, it is recommended to use
- 2: X(,M) – REAL (KIND=nag_wp) arrayInput
On entry: must be set to the Cartesian coordinates of the data point , for .
these coordinates must be distinct, and must not all lie on the same four-dimensional hypersurface.
- 3: F(M) – REAL (KIND=nag_wp) arrayInput
On entry: must be set to the data value , for .
- 4: NW – INTEGERInput
: the number
of data points that determines each radius of influence
, appearing in the definition of each of the weights
(see Section 3
). Note that
is different for each weight. If
the default value
is used instead.
- 5: NQ – INTEGERInput
: the number
of data points to be used in the least squares fit for coefficients defining the quadratic functions
(see Section 3
the default value
is used instead.
- 6: IQ() – INTEGER arrayOutput
On exit: integer data defining the interpolant .
- 7: RQ() – REAL (KIND=nag_wp) arrayOutput
On exit: real data defining the interpolant .
- 8: IFAIL – INTEGERInput/Output
must be set to
. If you are unfamiliar with this parameter you should refer to Section 3.3
in the Essential Introduction for details.
For environments where it might be inappropriate to halt program execution when an error is detected, the value
is recommended.
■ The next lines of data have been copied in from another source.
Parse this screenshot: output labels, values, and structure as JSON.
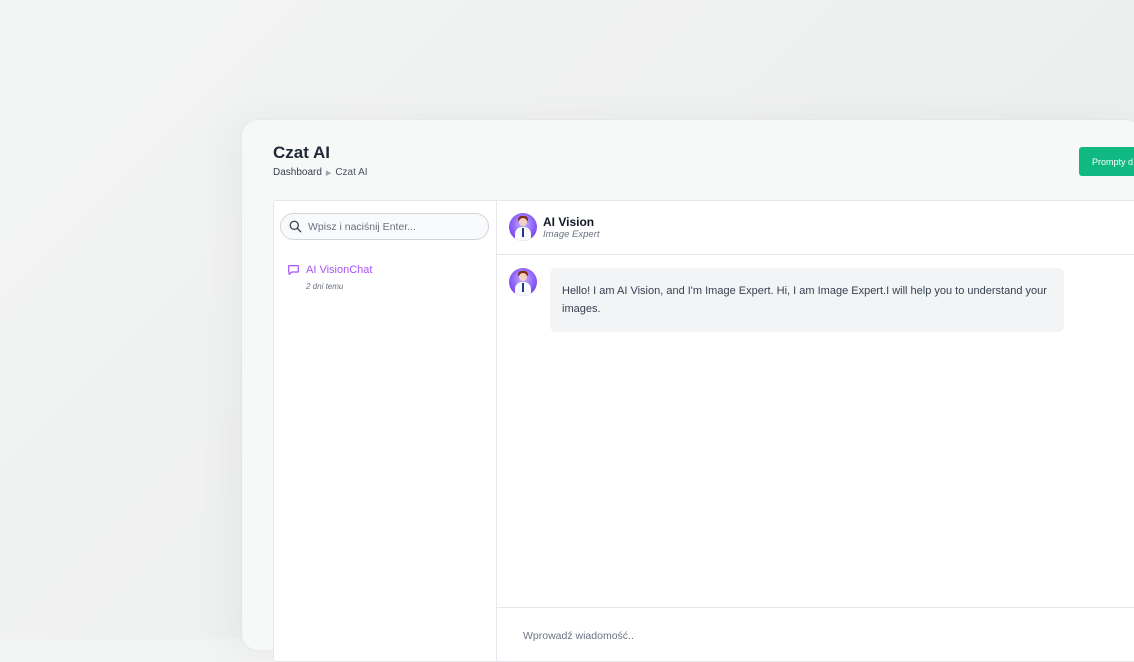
{
  "page": {
    "title": "Czat AI",
    "breadcrumb": [
      "Dashboard",
      "Czat AI"
    ],
    "action_button": "Prompty d"
  },
  "sidebar": {
    "search_placeholder": "Wpisz i naciśnij Enter...",
    "chats": [
      {
        "name": "AI VisionChat",
        "time": "2 dni temu"
      }
    ]
  },
  "chat": {
    "assistant_name": "AI Vision",
    "assistant_role": "Image Expert",
    "messages": [
      {
        "text": "Hello! I am AI Vision, and I'm Image Expert. Hi, I am Image Expert.I will help you to understand your images."
      }
    ],
    "input_placeholder": "Wprowadź wiadomość.."
  },
  "colors": {
    "accent": "#10b981",
    "chat_item": "#a855f7"
  },
  "icons": {
    "search": "search-icon",
    "chat": "chat-bubble-icon",
    "breadcrumb_separator": "chevron-right-icon"
  }
}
If the output of error messages is undesirable, then the value
is recommended. Otherwise, if you are not familiar with this parameter, the recommended value is
. When the value is used it is essential to test the value of IFAIL on exit.
unless the routine detects an error or a warning has been flagged (see Section 6
6 Error Indicators and Warnings
If on entry
, explanatory error messages are output on the current error message unit (as defined by X04AAF
Errors or warnings detected by the routine:
On entry, for some . The interpolant cannot be derived.
On entry, all the data points lie on the same four-dimensional hypersurface. No unique solution exists.
On successful exit, the routine generated interpolates the input data exactly and has quadratic precision. Overall accuracy of the interpolant is affected by the choice of parameters NW
as well as the smoothness of the routine represented by the input data. Berry and Minser (1999)
report on the results obtained for a set of test routines.
The time taken for a call to E01TMF will depend in general on the distribution of the data points and on the choice of and parameters. If the data points are uniformly randomly distributed, then the time taken should be . At worst time will be required.
Default values of the parameters and may be selected by calling E01TMF with and . These default values may well be satisfactory for many applications.
If nondefault values are required they must be supplied to E01TMF through positive values of NW
. Increasing these parameter values makes the method less local. This may increase the accuracy of the resulting interpolant at the expense of increased computational cost. The default values
have been chosen on the basis of experimental results reported in Berry and Minser (1999)
. In these experiments the error norm was found to increase with the decrease of
, but to be little affected by the choice of
. The choice of both, directly affected the time taken by the routine. For further advice on the choice of these parameters see Berry and Minser (1999)
This program reads in a set of
data points and calls E01TMF to construct an interpolating function
. It then calls E01TNF
to evaluate the interpolant at a set of points.
Note that this example is not typical of a realistic problem: the number of data points would normally be larger.
See also Section 9
9.1 Program Text
Program Text (e01tmfe.f90)
9.2 Program Data
Program Data (e01tmfe.d)
9.3 Program Results
Program Results (e01tmfe.r)